**Records from a data collection**
=-=-=

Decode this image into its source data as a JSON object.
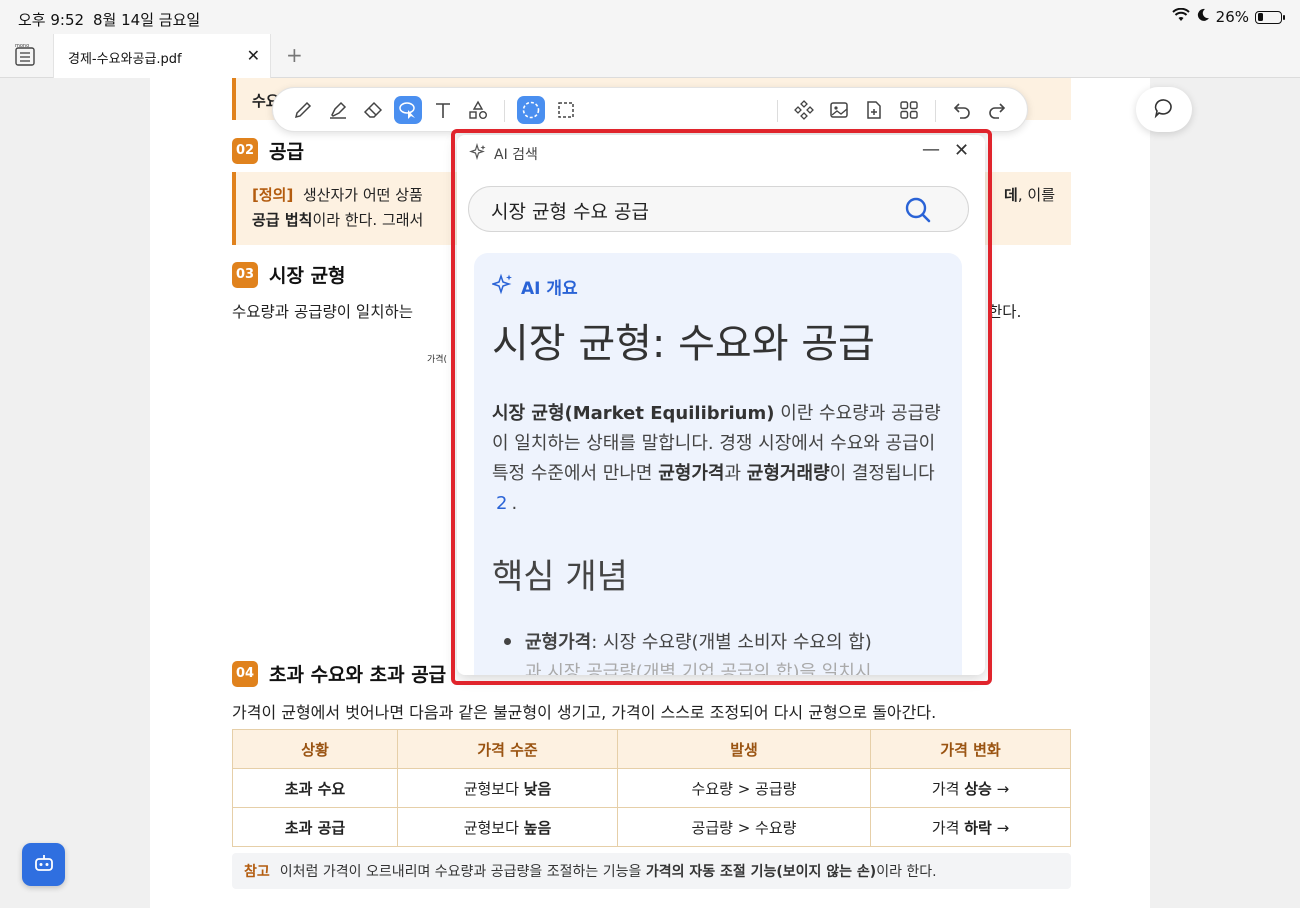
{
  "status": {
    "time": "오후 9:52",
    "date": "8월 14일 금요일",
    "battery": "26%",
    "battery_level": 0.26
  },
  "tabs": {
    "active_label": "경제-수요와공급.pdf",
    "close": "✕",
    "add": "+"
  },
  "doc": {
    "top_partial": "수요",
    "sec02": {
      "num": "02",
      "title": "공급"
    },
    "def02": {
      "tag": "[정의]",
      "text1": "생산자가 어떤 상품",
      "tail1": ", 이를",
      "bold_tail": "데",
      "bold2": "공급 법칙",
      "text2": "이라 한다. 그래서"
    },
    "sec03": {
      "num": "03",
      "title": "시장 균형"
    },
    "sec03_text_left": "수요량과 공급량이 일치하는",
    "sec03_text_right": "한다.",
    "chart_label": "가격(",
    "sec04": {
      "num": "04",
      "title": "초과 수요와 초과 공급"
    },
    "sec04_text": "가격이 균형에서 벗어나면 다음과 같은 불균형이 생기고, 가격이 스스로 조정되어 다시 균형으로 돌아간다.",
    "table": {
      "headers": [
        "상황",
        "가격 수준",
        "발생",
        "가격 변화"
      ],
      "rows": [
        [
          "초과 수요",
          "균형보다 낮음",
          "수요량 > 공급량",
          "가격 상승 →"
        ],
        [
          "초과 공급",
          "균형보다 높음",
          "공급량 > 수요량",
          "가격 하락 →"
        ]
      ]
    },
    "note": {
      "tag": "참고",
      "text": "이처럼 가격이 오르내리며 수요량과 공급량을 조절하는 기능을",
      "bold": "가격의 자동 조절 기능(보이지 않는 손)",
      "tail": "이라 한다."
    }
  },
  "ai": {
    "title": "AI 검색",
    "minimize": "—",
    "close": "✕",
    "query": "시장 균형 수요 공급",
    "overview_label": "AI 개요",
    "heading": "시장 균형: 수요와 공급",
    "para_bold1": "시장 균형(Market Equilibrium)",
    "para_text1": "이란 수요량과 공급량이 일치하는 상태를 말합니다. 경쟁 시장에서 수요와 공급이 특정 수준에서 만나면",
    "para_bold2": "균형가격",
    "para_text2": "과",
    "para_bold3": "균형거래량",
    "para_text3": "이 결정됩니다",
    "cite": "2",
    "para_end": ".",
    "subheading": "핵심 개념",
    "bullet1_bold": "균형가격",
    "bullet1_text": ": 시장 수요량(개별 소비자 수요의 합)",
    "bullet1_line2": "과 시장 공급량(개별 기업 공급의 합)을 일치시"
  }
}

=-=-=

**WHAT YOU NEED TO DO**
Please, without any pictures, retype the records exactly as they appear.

**ANSWER TO THIS EXERCISE**
Decode this image into its source data as a JSON object.
{
  "status": {
    "time": "오후 9:52",
    "date": "8월 14일 금요일",
    "battery": "26%",
    "battery_level": 0.26
  },
  "tabs": {
    "active_label": "경제-수요와공급.pdf",
    "close": "✕",
    "add": "+"
  },
  "doc": {
    "top_partial": "수요",
    "sec02": {
      "num": "02",
      "title": "공급"
    },
    "def02": {
      "tag": "[정의]",
      "text1": "생산자가 어떤 상품",
      "tail1": ", 이를",
      "bold_tail": "데",
      "bold2": "공급 법칙",
      "text2": "이라 한다. 그래서"
    },
    "sec03": {
      "num": "03",
      "title": "시장 균형"
    },
    "sec03_text_left": "수요량과 공급량이 일치하는",
    "sec03_text_right": "한다.",
    "chart_label": "가격(",
    "sec04": {
      "num": "04",
      "title": "초과 수요와 초과 공급"
    },
    "sec04_text": "가격이 균형에서 벗어나면 다음과 같은 불균형이 생기고, 가격이 스스로 조정되어 다시 균형으로 돌아간다.",
    "table": {
      "headers": [
        "상황",
        "가격 수준",
        "발생",
        "가격 변화"
      ],
      "rows": [
        [
          "초과 수요",
          "균형보다 낮음",
          "수요량 > 공급량",
          "가격 상승 →"
        ],
        [
          "초과 공급",
          "균형보다 높음",
          "공급량 > 수요량",
          "가격 하락 →"
        ]
      ]
    },
    "note": {
      "tag": "참고",
      "text": "이처럼 가격이 오르내리며 수요량과 공급량을 조절하는 기능을",
      "bold": "가격의 자동 조절 기능(보이지 않는 손)",
      "tail": "이라 한다."
    }
  },
  "ai": {
    "title": "AI 검색",
    "minimize": "—",
    "close": "✕",
    "query": "시장 균형 수요 공급",
    "overview_label": "AI 개요",
    "heading": "시장 균형: 수요와 공급",
    "para_bold1": "시장 균형(Market Equilibrium)",
    "para_text1": "이란 수요량과 공급량이 일치하는 상태를 말합니다. 경쟁 시장에서 수요와 공급이 특정 수준에서 만나면",
    "para_bold2": "균형가격",
    "para_text2": "과",
    "para_bold3": "균형거래량",
    "para_text3": "이 결정됩니다",
    "cite": "2",
    "para_end": ".",
    "subheading": "핵심 개념",
    "bullet1_bold": "균형가격",
    "bullet1_text": ": 시장 수요량(개별 소비자 수요의 합)",
    "bullet1_line2": "과 시장 공급량(개별 기업 공급의 합)을 일치시"
  }
}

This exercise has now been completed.